CompTIA A+ Cert Exam Guide Ch. 9 Flashcards Preview

A+ 220-801, 220-802 Q&A > CompTIA A+ Cert Exam Guide Ch. 9 > Flashcards

Flashcards in CompTIA A+ Cert Exam Guide Ch. 9 Deck (20)
1

What are traces?

The wires on the motherboard that make up the buses.

2

What is the basic makeup of a motherboard?

Modern motherboards are layered printed circuit boards, copper etched onto a non-conductive material and then coated with an epoxy for strength. The layers add strength and allow for a multitude of wires that wouldn't be possible with a single layered circuit board.

3

What three interrelated characteristics define modern motherboards?

• Form factor
• Chipset
• Components

4

What is form factor?

The form factor determines the physical size of the motherboard as well as the general location of components and ports. The sizes and shapes are industry-standardized to work with cases and power supplies.

5

What is the AT form factor?

The form factor invented by IBM in the early 1980s. It was large (12"x13") and lacked external ports. The only dedicated connector on the AT form factor motherboard was the keyboard port.

6

LPX/NLX form factors

Part of the slimline form factor line. These form factors provided a central riser slot to enable the insertion of a riser card in which you could insert expansion cards.

7

ATX form factor

• Replaced the keyboard port with a rear panel containing all the necessary ports
• Size: 12x9.6 inches
• Improvements over AT
• Power supply placement improves airflow
• Easier access to CPU and RAM
• Rearrangement of components prevents the
collision of expansion cards with the CPU or
Northbridge
• RAM is closer to the CPU and Northbridge for better
performance
• Variations
•microATX
• FlexATX

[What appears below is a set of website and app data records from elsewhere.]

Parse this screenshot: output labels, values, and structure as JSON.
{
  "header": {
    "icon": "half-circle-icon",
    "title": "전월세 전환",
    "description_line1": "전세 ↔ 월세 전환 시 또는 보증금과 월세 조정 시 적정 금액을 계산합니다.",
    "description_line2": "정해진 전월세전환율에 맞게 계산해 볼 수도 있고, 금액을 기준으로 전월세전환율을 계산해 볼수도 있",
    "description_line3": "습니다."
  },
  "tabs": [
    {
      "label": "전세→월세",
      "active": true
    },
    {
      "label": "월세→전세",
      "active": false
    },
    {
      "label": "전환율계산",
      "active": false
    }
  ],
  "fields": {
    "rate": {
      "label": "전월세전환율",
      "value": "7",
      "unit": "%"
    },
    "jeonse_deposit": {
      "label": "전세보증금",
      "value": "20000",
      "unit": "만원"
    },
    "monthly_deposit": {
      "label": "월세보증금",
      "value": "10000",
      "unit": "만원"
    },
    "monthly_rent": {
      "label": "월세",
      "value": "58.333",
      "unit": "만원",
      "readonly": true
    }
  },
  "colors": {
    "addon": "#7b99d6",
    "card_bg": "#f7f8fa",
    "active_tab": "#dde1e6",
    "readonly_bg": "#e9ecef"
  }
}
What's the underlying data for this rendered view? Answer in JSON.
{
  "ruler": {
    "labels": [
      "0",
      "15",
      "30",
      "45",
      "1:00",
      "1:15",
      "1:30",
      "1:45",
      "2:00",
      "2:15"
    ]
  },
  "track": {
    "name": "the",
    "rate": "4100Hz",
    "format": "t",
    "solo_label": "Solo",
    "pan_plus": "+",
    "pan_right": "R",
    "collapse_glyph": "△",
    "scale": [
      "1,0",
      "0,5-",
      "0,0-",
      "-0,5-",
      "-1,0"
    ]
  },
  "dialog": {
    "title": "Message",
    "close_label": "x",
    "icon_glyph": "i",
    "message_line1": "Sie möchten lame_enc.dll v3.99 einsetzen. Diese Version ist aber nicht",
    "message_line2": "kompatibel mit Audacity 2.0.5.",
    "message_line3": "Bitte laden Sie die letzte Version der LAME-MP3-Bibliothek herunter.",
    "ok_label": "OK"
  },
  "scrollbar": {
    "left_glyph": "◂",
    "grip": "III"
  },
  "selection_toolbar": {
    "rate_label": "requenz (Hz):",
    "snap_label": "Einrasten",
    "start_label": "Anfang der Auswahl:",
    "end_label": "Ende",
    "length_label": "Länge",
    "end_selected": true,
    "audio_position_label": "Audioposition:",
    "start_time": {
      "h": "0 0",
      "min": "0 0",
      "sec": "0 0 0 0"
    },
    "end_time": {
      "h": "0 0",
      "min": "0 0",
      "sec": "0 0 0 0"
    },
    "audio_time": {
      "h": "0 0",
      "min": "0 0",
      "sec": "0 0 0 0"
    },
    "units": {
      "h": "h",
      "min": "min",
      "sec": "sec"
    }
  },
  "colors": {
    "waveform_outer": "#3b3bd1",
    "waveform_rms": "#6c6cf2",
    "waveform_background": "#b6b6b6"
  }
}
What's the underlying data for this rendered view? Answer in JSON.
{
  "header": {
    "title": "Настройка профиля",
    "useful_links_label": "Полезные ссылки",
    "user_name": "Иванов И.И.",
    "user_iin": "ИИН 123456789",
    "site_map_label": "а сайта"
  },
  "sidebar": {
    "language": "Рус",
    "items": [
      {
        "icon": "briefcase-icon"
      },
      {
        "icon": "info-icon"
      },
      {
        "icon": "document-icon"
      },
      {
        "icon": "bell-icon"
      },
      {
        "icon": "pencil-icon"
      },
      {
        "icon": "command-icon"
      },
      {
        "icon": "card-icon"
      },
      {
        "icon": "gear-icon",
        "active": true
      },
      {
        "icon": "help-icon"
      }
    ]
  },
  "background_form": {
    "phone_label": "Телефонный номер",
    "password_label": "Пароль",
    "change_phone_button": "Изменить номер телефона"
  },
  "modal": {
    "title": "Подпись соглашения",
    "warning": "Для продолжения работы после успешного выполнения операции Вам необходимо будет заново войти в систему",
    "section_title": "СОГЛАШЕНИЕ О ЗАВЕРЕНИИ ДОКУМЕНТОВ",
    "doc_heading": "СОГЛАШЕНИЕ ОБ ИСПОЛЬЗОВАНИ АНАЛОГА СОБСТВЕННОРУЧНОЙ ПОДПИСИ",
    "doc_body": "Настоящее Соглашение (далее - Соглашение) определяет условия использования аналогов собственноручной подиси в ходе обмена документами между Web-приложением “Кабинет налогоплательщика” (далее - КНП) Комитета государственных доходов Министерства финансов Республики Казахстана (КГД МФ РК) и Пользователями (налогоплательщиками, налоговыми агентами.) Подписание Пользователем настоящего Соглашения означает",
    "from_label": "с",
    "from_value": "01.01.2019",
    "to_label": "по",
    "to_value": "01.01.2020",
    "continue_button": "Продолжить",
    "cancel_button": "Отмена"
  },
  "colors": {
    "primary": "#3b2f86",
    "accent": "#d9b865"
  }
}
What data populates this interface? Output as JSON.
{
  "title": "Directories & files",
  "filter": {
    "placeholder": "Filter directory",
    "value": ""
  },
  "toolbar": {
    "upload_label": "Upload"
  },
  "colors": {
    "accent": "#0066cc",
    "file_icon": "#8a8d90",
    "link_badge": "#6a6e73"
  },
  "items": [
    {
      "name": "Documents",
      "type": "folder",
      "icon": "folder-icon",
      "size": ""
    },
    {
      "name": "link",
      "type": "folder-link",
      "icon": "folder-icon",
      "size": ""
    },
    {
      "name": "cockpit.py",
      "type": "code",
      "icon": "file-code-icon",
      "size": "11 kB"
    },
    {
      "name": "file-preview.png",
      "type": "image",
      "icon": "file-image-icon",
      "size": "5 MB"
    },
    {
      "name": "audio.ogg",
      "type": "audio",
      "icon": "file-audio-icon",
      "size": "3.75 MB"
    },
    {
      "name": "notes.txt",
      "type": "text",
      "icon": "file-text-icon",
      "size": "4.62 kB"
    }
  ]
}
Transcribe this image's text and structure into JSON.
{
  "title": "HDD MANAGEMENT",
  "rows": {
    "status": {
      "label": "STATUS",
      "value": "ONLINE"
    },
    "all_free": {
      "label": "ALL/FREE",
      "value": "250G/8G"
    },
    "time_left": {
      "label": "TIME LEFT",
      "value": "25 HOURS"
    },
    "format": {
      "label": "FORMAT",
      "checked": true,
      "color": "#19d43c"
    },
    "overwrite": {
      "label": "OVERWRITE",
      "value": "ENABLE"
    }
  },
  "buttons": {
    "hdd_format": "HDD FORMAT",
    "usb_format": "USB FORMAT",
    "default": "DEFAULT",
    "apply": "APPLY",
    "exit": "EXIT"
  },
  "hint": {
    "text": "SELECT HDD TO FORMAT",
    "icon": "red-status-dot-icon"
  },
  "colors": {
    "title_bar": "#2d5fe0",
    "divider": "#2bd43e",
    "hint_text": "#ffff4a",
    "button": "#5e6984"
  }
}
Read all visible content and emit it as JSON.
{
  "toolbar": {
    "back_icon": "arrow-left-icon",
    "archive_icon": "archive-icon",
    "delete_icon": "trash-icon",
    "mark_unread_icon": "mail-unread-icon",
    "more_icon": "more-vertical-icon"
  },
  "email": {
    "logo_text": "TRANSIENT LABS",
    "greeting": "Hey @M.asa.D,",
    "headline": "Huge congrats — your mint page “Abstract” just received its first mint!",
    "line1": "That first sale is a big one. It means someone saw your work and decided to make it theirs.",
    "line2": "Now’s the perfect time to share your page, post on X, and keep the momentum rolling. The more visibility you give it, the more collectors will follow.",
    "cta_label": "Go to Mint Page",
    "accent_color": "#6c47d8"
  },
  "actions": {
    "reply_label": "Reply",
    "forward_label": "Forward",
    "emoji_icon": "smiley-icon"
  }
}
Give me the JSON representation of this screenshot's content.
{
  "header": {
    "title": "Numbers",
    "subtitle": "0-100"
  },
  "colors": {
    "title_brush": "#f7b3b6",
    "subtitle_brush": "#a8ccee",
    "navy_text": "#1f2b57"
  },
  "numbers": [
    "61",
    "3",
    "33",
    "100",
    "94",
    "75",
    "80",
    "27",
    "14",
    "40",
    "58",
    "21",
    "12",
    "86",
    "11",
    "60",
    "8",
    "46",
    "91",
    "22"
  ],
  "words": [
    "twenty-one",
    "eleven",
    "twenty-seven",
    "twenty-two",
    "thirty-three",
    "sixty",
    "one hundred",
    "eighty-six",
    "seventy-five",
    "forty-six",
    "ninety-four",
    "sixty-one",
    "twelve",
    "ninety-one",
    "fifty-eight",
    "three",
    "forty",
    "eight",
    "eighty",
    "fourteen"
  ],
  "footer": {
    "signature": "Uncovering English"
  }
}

8

What are proprietary form factors?

Form factors designed by PC manufacturers to work solely with their cases. Proprietary form factors are not compatible with industry standard form factors and require that you get service and upgrades from their authorized dealers.

9

What are chipsets?

A pair of chips (Northbridge and Southbridge) that assist in communication between devices and the CPU.

10

Northbridge

Facilitated communication between the CPU and the Motherboard, RAM, and the video card. On newer motherboards, the CPU has taken over the function of the MCC, so the Northbridge is now either nonexistent or solely provides communication with the video card.

11

Southbridge

Handles expansion devices and mass storage devices. On older motherboards, the Southbridge also handled floppy drives, infrared connections, parallel ports, and modems.

12

RAID

Redundant Array of Independent/Inexpensive Disks; A RAID allows multiple HDDs to act as a single unit (striping) for file storage or for storage redundancy (mirroring).

13

Audio Modem Riser

AMR; A riser card that allows analog functionality, such as modems and sound cards, on an expansion card. The AMR riser card allowed the expansions devices to work under FCC certification. The card could be reused without the need for another cert.
• 46 pins (23 x 2 rows)
• Uses a PCI slot
• Is not plug and play

This is legacy hardware

14

Communications and Networking Riser

CNR; A replacement for the AMR card. The card is a specification that supports Audio, Modem, USB, and LAN interfaces of core logic chipsets

This is legacy hardware

15

Expansion slots

Slots on the motherboard (PCI) used to add further functionality to a computer via expansion cards (e.g., video cards, sound cards, etc.)

16

Expansion bus

The slots, accompanying wires, and support chips that allow for the use of expansion cards.

17

Expansion bus crystal

A clock crystal designed to control the speed of the expansion bus. Because expansion cards are not designed to work with specific motherboard speeds in mind, they need a separate crystal to regulate their timing.

18

Peripheral Component Interface

PCI; an expansion bus that replaced the use of other expansion buses. It has since been replaced with PCIe slots.
• 32-bit wide (also 64-bit, but this was rare)
• 133 MBps
• Plug and Play (PnP)
• Does not require jumpers for dip switches

19

PCI Express

PCIe; A replacement/update to the PCI expansion slot and also replaces the AGP. The data transmitted over PCI-Express is sent over wires called lanes in full duplex mode (both directions at the same time). Each lane is capable of around 250MBps and the specification can be scaled from 1 to 32 lanes.
Formats: x1, x2, x4, x8, x12, x16, and x32; This means 16 lanes could support a bandwidth of up to 4,000MBps in both directions

20

Accelerated Graphics Port

AGP; A video-only version of PCI; AGP is essentially a PCI slot with a direct connection to the Northbridge.

The AGP was created because the buses at the time were too slow and graphics looked terrible